The number of housing starts dipped in April but, even with the decline, the level of activity still suggested that the residential construction sector of the economy remains healthy.
The Commerce Department reported yesterday that the number of residential units under way reached a seasonally adjusted annual rate of 1.97 million, representing a 2.1 percent decline from March.
The slowdown came after a brisk March, during which builders broke ground on 2.01 million units, on an annualized basis, according to revised figures. That was even stronger than the government previously estimated and represented a sizable 6.1 percent increase from February.
“Housing starts declined slightly from March’s extremely high level but remained quite vigorous,” said Stephen Stanley, chief economist at RBS Greenwich Capital.
With mortgage rates on the rise, economists expect the housing market to cool a bit this year from what has been red-hot activity over the last several years. But analysts still expect the housing market to remain in good shape.
By region, housing construction rose in the Midwest by 4.5 percent in April to a pace of 395,000. In the South, residential projects increased by 1.2 percent to a rate of 952,000, and in the Northeast, residential construction nudged up by 0.6 percent to a rate of 175,000. But in the West, housing starts plunged by 13.7 percent to a pace of 447,000.
Home builders, meanwhile, feel good about sales prospects for May as well as for the next six months, even as mortgage rates have been moving upward.
Rates on 30-year mortgages climbed last week to 6.34 percent, marking the eighth consecutive weekly increase since rates reached a low for the year of 5.38 percent, according to figures tracked by Freddie Mac, the mortgage giant.
Mortgage rates are rising as Wall Street investors bet that the Federal Reserve will move to boost short-term interest rates next month. The Fed has held a key short-term rate at 1 percent since last June. That rate is now at a 46-year low.
Some economists believe that the improved job climate will make prospective buyers feel more comfortable about making a home purchase and should help offset some of the impact of rising mortgage rates.

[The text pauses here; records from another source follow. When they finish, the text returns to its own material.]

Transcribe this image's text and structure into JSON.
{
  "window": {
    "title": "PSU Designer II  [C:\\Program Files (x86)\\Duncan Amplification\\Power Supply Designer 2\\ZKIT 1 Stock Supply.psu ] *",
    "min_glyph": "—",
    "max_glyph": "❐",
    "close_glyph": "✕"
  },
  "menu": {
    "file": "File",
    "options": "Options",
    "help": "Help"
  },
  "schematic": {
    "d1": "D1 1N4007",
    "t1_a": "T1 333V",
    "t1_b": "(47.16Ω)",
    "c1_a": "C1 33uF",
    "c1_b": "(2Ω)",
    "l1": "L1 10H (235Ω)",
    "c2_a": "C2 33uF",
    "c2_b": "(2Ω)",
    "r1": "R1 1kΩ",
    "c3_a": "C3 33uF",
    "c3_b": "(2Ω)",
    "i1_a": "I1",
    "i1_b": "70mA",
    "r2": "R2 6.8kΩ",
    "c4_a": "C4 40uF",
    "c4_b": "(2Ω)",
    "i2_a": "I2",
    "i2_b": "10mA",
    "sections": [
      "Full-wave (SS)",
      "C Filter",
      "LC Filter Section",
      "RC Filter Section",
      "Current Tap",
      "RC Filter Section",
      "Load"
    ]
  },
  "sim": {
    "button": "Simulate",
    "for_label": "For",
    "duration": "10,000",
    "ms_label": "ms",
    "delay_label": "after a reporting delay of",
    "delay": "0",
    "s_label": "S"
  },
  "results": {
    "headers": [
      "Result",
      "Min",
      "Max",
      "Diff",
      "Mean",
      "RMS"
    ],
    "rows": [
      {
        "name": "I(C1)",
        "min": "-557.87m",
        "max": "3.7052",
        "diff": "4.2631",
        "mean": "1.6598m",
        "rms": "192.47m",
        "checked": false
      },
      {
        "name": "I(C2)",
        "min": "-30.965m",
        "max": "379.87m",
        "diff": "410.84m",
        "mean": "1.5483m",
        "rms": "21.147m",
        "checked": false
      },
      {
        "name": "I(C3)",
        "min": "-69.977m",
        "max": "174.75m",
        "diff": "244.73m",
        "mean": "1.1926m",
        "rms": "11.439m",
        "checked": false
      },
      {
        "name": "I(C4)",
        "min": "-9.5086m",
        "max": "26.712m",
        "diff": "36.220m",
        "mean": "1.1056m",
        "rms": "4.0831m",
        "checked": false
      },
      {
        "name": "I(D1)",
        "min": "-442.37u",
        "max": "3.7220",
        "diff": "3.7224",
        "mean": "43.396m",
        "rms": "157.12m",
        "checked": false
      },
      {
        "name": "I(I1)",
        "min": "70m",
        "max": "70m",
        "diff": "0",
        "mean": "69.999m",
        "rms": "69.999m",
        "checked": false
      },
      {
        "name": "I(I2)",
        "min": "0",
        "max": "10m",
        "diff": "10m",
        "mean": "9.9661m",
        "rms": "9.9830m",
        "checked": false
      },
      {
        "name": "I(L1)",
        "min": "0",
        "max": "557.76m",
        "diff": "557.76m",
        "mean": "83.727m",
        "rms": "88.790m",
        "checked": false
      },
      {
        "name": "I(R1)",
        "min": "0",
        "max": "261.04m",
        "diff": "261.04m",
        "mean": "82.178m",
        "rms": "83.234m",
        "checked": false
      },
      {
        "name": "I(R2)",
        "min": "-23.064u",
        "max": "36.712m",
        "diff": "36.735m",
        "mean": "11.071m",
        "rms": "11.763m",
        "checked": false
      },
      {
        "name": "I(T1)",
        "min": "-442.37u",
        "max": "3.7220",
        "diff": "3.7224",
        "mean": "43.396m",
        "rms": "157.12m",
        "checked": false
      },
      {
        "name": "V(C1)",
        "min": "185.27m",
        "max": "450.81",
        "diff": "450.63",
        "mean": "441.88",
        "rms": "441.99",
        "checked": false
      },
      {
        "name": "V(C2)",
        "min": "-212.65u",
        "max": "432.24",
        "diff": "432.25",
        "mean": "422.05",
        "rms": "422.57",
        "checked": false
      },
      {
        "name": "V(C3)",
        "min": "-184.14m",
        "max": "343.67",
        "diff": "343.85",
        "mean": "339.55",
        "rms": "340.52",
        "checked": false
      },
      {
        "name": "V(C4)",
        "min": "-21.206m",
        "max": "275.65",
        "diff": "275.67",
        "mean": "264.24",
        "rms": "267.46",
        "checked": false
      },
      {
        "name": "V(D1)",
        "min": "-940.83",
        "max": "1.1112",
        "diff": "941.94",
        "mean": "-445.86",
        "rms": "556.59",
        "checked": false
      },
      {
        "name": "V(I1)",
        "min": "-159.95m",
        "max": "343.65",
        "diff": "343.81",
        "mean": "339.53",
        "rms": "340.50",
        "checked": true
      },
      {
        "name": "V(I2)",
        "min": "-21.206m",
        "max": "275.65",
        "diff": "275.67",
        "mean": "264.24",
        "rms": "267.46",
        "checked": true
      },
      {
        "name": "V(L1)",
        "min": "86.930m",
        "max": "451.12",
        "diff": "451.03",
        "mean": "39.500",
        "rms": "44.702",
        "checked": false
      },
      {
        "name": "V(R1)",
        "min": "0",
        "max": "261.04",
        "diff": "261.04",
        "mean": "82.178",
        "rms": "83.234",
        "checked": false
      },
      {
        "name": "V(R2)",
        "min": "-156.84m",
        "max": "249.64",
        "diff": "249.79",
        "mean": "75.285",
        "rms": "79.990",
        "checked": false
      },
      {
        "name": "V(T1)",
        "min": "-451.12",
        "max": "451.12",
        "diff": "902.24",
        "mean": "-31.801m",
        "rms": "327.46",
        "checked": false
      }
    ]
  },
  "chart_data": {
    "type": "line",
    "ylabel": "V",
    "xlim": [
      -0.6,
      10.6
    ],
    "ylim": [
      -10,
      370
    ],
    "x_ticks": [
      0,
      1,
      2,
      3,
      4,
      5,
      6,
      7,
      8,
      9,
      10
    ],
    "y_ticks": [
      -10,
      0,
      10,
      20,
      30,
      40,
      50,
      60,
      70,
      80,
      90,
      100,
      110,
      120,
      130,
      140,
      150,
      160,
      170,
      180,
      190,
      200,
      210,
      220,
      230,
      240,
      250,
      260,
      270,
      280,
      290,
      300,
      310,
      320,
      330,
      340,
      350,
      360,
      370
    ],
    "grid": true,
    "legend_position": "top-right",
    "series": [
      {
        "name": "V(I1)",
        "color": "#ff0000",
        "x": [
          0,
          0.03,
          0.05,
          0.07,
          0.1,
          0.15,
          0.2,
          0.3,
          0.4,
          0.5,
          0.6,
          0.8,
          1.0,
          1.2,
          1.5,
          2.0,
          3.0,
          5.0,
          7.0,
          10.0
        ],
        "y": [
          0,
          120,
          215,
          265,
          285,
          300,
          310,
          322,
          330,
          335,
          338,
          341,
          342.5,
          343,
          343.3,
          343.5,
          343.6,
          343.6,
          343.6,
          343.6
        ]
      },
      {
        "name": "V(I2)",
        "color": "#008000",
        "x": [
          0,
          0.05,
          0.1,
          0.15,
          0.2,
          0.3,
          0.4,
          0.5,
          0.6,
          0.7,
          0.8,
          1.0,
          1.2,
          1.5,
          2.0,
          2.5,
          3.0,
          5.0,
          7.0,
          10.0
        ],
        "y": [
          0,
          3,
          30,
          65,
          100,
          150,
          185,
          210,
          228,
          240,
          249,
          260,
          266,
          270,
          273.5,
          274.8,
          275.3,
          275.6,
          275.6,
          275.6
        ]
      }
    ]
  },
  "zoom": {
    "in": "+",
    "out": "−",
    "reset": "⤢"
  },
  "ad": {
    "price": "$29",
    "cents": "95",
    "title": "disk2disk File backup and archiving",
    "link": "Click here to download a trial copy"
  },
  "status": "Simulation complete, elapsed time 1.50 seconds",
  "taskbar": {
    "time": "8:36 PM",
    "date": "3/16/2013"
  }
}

“Robust job growth and solid home-price appreciation and favorable interest rates that remain low and attractive by historical standards point to an upbeat outlook for housing,” said National Association of Home Builders President Bobby Rayburn.
Home sales, powered by very low mortgage rates, set record highs last year. Some economists believe home sales this year will come in close to record highs.
Yesterday’s report also showed that housing permits — a barometer of current demand — rose by 1.2 percent in April to an annual rate of nearly 2 million units.